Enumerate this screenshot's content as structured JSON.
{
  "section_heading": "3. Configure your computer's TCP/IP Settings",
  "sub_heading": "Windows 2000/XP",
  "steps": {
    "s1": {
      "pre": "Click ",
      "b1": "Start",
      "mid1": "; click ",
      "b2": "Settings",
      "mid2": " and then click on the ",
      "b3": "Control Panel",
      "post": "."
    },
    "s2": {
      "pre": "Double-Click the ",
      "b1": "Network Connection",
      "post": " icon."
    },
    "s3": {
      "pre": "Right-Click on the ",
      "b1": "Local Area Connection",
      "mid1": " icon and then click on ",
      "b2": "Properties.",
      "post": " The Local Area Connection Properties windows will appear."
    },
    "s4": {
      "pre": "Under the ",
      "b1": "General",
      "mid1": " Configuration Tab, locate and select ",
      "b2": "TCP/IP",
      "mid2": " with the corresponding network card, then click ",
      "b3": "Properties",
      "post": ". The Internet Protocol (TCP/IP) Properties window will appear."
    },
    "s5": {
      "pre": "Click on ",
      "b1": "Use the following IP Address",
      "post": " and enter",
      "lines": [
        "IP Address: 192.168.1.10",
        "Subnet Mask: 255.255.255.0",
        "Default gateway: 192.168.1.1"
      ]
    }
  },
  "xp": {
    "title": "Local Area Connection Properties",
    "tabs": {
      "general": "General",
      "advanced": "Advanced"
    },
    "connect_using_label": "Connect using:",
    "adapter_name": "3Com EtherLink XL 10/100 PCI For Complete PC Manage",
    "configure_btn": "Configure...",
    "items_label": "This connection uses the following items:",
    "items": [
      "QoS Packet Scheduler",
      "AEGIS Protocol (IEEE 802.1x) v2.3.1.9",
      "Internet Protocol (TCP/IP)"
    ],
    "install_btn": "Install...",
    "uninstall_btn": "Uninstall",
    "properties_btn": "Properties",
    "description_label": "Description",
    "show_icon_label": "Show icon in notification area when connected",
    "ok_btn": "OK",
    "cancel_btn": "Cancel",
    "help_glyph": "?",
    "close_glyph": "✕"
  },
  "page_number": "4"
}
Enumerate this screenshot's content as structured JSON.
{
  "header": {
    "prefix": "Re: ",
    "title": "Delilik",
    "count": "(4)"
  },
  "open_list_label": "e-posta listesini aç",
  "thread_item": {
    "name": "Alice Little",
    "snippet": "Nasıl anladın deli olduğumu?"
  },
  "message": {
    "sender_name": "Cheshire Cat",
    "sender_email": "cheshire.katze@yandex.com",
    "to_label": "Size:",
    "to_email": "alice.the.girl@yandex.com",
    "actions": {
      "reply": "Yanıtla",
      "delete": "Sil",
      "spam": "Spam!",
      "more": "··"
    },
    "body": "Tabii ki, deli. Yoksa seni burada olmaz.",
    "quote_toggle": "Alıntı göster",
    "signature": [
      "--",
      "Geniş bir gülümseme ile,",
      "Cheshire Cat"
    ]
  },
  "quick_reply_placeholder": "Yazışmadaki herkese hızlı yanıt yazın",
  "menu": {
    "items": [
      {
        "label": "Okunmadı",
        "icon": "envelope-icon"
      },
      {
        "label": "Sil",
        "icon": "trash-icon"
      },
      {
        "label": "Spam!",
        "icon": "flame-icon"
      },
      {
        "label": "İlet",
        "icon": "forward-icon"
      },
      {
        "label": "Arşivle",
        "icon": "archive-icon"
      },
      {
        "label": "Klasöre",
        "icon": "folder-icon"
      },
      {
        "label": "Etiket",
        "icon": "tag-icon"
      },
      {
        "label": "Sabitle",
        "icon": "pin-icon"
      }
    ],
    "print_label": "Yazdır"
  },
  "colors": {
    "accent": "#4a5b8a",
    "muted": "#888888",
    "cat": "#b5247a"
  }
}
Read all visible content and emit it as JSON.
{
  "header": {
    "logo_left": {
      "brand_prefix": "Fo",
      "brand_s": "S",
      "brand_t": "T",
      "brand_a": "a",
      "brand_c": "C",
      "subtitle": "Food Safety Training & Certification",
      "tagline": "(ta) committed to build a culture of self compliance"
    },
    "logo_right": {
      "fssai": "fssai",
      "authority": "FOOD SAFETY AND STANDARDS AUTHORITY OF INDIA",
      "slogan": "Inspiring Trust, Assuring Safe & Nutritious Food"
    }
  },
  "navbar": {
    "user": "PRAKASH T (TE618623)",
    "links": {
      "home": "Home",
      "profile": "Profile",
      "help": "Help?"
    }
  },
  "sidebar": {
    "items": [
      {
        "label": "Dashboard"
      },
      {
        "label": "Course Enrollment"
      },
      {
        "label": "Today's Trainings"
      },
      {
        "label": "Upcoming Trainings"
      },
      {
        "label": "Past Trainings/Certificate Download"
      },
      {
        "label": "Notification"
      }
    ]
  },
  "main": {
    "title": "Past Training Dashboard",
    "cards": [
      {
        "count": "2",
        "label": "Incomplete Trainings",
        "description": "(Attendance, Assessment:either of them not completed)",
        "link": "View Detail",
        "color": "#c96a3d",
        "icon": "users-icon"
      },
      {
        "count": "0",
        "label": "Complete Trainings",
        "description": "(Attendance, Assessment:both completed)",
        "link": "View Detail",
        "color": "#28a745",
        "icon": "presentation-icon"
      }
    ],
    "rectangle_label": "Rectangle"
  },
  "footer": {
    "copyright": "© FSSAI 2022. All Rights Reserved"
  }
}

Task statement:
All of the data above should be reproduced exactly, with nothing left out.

Response to the exercise:
Enumerate this screenshot's content as structured JSON.
{
  "section_heading": "3. Configure your computer's TCP/IP Settings",
  "sub_heading": "Windows 2000/XP",
  "steps": {
    "s1": {
      "pre": "Click ",
      "b1": "Start",
      "mid1": "; click ",
      "b2": "Settings",
      "mid2": " and then click on the ",
      "b3": "Control Panel",
      "post": "."
    },
    "s2": {
      "pre": "Double-Click the ",
      "b1": "Network Connection",
      "post": " icon."
    },
    "s3": {
      "pre": "Right-Click on the ",
      "b1": "Local Area Connection",
      "mid1": " icon and then click on ",
      "b2": "Properties.",
      "post": " The Local Area Connection Properties windows will appear."
    },
    "s4": {
      "pre": "Under the ",
      "b1": "General",
      "mid1": " Configuration Tab, locate and select ",
      "b2": "TCP/IP",
      "mid2": " with the corresponding network card, then click ",
      "b3": "Properties",
      "post": ". The Internet Protocol (TCP/IP) Properties window will appear."
    },
    "s5": {
      "pre": "Click on ",
      "b1": "Use the following IP Address",
      "post": " and enter",
      "lines": [
        "IP Address: 192.168.1.10",
        "Subnet Mask: 255.255.255.0",
        "Default gateway: 192.168.1.1"
      ]
    }
  },
  "xp": {
    "title": "Local Area Connection Properties",
    "tabs": {
      "general": "General",
      "advanced": "Advanced"
    },
    "connect_using_label": "Connect using:",
    "adapter_name": "3Com EtherLink XL 10/100 PCI For Complete PC Manage",
    "configure_btn": "Configure...",
    "items_label": "This connection uses the following items:",
    "items": [
      "QoS Packet Scheduler",
      "AEGIS Protocol (IEEE 802.1x) v2.3.1.9",
      "Internet Protocol (TCP/IP)"
    ],
    "install_btn": "Install...",
    "uninstall_btn": "Uninstall",
    "properties_btn": "Properties",
    "description_label": "Description",
    "show_icon_label": "Show icon in notification area when connected",
    "ok_btn": "OK",
    "cancel_btn": "Cancel",
    "help_glyph": "?",
    "close_glyph": "✕"
  },
  "page_number": "4"
}
Enumerate this screenshot's content as structured JSON.
{
  "header": {
    "prefix": "Re: ",
    "title": "Delilik",
    "count": "(4)"
  },
  "open_list_label": "e-posta listesini aç",
  "thread_item": {
    "name": "Alice Little",
    "snippet": "Nasıl anladın deli olduğumu?"
  },
  "message": {
    "sender_name": "Cheshire Cat",
    "sender_email": "cheshire.katze@yandex.com",
    "to_label": "Size:",
    "to_email": "alice.the.girl@yandex.com",
    "actions": {
      "reply": "Yanıtla",
      "delete": "Sil",
      "spam": "Spam!",
      "more": "··"
    },
    "body": "Tabii ki, deli. Yoksa seni burada olmaz.",
    "quote_toggle": "Alıntı göster",
    "signature": [
      "--",
      "Geniş bir gülümseme ile,",
      "Cheshire Cat"
    ]
  },
  "quick_reply_placeholder": "Yazışmadaki herkese hızlı yanıt yazın",
  "menu": {
    "items": [
      {
        "label": "Okunmadı",
        "icon": "envelope-icon"
      },
      {
        "label": "Sil",
        "icon": "trash-icon"
      },
      {
        "label": "Spam!",
        "icon": "flame-icon"
      },
      {
        "label": "İlet",
        "icon": "forward-icon"
      },
      {
        "label": "Arşivle",
        "icon": "archive-icon"
      },
      {
        "label": "Klasöre",
        "icon": "folder-icon"
      },
      {
        "label": "Etiket",
        "icon": "tag-icon"
      },
      {
        "label": "Sabitle",
        "icon": "pin-icon"
      }
    ],
    "print_label": "Yazdır"
  },
  "colors": {
    "accent": "#4a5b8a",
    "muted": "#888888",
    "cat": "#b5247a"
  }
}
Read all visible content and emit it as JSON.
{
  "header": {
    "logo_left": {
      "brand_prefix": "Fo",
      "brand_s": "S",
      "brand_t": "T",
      "brand_a": "a",
      "brand_c": "C",
      "subtitle": "Food Safety Training & Certification",
      "tagline": "(ta) committed to build a culture of self compliance"
    },
    "logo_right": {
      "fssai": "fssai",
      "authority": "FOOD SAFETY AND STANDARDS AUTHORITY OF INDIA",
      "slogan": "Inspiring Trust, Assuring Safe & Nutritious Food"
    }
  },
  "navbar": {
    "user": "PRAKASH T (TE618623)",
    "links": {
      "home": "Home",
      "profile": "Profile",
      "help": "Help?"
    }
  },
  "sidebar": {
    "items": [
      {
        "label": "Dashboard"
      },
      {
        "label": "Course Enrollment"
      },
      {
        "label": "Today's Trainings"
      },
      {
        "label": "Upcoming Trainings"
      },
      {
        "label": "Past Trainings/Certificate Download"
      },
      {
        "label": "Notification"
      }
    ]
  },
  "main": {
    "title": "Past Training Dashboard",
    "cards": [
      {
        "count": "2",
        "label": "Incomplete Trainings",
        "description": "(Attendance, Assessment:either of them not completed)",
        "link": "View Detail",
        "color": "#c96a3d",
        "icon": "users-icon"
      },
      {
        "count": "0",
        "label": "Complete Trainings",
        "description": "(Attendance, Assessment:both completed)",
        "link": "View Detail",
        "color": "#28a745",
        "icon": "presentation-icon"
      }
    ],
    "rectangle_label": "Rectangle"
  },
  "footer": {
    "copyright": "© FSSAI 2022. All Rights Reserved"
  }
}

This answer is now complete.